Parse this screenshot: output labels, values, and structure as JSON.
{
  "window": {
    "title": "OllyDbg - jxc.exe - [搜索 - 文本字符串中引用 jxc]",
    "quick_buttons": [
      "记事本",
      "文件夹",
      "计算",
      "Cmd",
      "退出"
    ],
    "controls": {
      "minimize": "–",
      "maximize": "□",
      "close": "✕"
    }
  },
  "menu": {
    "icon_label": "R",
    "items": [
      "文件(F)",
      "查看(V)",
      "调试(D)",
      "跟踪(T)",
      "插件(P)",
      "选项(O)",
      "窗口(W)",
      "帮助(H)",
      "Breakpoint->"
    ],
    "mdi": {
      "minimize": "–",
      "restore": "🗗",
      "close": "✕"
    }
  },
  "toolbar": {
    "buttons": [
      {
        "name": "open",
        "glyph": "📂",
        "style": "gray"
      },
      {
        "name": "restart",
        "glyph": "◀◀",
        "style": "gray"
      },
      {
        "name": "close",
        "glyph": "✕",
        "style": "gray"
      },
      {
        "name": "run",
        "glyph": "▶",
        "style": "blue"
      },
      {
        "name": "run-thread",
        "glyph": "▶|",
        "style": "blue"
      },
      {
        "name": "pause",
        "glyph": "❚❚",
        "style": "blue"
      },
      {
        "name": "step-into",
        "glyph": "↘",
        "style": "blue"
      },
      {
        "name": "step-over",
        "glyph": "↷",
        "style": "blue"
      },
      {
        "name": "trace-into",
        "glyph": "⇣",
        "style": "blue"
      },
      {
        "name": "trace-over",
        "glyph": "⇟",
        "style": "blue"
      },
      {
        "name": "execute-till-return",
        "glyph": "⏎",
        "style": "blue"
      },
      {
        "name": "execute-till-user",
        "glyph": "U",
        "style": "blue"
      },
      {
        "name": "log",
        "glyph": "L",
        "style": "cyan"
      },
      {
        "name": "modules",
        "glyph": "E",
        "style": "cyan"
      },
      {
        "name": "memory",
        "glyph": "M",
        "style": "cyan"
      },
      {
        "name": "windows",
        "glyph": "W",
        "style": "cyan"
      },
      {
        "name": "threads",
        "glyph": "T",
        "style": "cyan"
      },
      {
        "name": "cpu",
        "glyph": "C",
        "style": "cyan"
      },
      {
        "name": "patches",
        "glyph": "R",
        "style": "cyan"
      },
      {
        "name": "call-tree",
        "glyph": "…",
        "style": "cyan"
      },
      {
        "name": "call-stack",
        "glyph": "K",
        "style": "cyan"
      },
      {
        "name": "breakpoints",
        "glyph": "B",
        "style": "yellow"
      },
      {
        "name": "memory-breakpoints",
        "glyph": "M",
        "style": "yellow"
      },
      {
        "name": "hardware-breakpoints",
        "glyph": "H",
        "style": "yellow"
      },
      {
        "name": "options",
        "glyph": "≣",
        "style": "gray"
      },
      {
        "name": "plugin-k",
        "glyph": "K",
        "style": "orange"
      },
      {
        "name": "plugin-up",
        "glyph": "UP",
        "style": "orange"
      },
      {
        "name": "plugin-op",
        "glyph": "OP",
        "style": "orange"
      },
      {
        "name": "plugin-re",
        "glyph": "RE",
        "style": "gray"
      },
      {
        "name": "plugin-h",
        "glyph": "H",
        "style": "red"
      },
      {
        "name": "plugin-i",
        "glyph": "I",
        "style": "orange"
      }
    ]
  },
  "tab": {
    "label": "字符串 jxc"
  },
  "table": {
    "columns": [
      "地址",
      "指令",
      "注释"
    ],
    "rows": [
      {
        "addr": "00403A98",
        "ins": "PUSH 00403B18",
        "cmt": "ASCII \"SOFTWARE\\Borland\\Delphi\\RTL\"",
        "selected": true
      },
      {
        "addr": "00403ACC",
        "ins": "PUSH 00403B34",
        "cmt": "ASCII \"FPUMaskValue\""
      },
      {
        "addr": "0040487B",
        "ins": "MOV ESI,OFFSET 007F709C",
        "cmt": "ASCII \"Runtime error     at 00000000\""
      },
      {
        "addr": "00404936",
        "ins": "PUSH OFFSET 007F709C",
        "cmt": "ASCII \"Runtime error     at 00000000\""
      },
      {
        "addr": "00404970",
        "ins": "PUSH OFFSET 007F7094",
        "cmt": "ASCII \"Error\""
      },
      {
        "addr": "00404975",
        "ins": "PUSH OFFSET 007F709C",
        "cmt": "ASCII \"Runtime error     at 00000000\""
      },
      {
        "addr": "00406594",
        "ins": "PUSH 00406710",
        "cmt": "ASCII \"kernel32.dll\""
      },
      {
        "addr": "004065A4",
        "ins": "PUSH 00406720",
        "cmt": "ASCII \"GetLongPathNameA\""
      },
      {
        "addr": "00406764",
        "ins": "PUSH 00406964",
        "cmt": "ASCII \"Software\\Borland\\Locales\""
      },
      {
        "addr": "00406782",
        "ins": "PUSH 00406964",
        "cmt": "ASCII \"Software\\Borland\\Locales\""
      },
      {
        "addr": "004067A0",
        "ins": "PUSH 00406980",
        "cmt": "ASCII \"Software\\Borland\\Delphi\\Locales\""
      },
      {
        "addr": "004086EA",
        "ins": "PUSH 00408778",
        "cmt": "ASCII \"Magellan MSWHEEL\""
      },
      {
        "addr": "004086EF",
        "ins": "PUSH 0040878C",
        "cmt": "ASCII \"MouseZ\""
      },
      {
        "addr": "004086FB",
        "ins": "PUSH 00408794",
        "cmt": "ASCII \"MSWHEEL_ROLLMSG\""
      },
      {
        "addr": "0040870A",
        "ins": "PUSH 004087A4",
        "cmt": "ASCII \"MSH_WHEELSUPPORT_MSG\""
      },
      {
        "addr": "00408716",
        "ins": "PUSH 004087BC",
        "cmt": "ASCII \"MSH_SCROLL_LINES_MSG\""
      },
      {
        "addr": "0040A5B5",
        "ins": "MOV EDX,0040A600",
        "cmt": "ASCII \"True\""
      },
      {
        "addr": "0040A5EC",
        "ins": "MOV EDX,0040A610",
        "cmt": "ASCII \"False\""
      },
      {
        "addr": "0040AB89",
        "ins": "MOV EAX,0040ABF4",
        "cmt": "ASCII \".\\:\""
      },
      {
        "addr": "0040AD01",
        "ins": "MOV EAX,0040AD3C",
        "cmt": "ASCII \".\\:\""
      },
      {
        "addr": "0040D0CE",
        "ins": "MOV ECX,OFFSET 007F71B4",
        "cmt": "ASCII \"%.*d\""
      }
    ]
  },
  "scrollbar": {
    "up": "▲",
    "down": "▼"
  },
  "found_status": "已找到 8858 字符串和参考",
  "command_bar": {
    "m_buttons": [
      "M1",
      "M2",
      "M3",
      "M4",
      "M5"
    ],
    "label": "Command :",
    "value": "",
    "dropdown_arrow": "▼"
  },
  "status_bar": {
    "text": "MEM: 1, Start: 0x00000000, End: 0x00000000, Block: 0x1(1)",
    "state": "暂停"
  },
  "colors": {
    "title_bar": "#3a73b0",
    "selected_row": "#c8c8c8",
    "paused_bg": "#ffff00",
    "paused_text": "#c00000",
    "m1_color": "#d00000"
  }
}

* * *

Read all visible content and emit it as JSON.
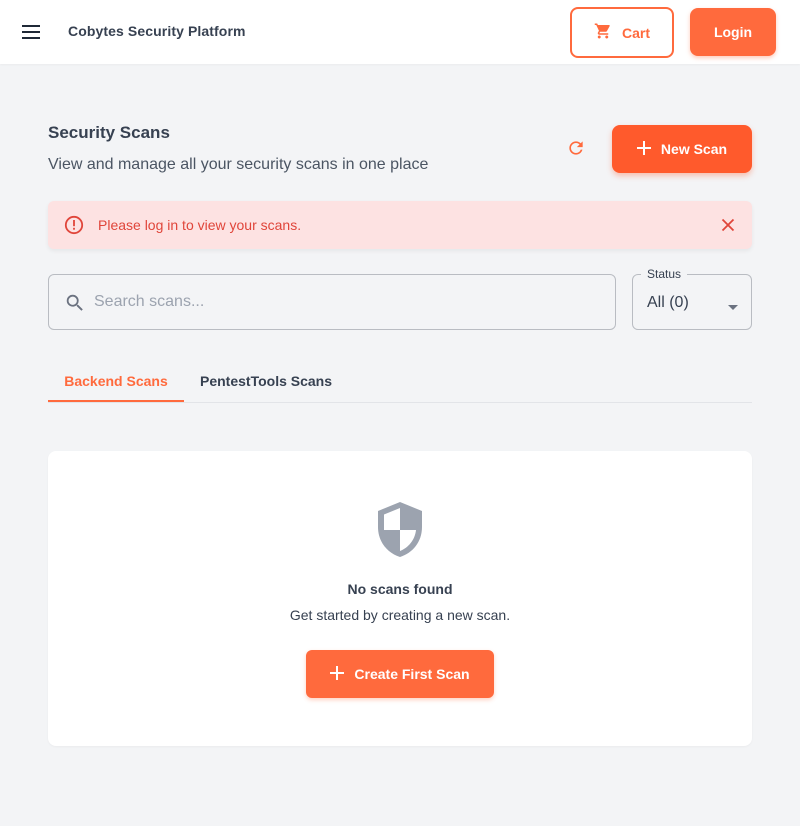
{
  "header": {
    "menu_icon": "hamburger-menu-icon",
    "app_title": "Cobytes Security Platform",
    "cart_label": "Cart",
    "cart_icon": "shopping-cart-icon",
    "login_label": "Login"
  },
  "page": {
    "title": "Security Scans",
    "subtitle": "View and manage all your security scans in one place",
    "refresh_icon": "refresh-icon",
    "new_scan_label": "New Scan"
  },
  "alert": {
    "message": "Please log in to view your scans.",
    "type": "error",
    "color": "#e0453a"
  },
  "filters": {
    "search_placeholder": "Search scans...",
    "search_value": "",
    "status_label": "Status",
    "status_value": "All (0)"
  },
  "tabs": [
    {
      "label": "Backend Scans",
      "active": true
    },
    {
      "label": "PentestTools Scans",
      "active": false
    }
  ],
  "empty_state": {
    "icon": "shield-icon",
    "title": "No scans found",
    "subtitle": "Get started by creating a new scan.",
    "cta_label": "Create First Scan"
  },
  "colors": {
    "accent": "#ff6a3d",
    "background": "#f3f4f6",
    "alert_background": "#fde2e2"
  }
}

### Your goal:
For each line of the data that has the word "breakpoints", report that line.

### Written reply:
        "name": "breakpoints",
        "name": "memory-breakpoints",
        "name": "hardware-breakpoints",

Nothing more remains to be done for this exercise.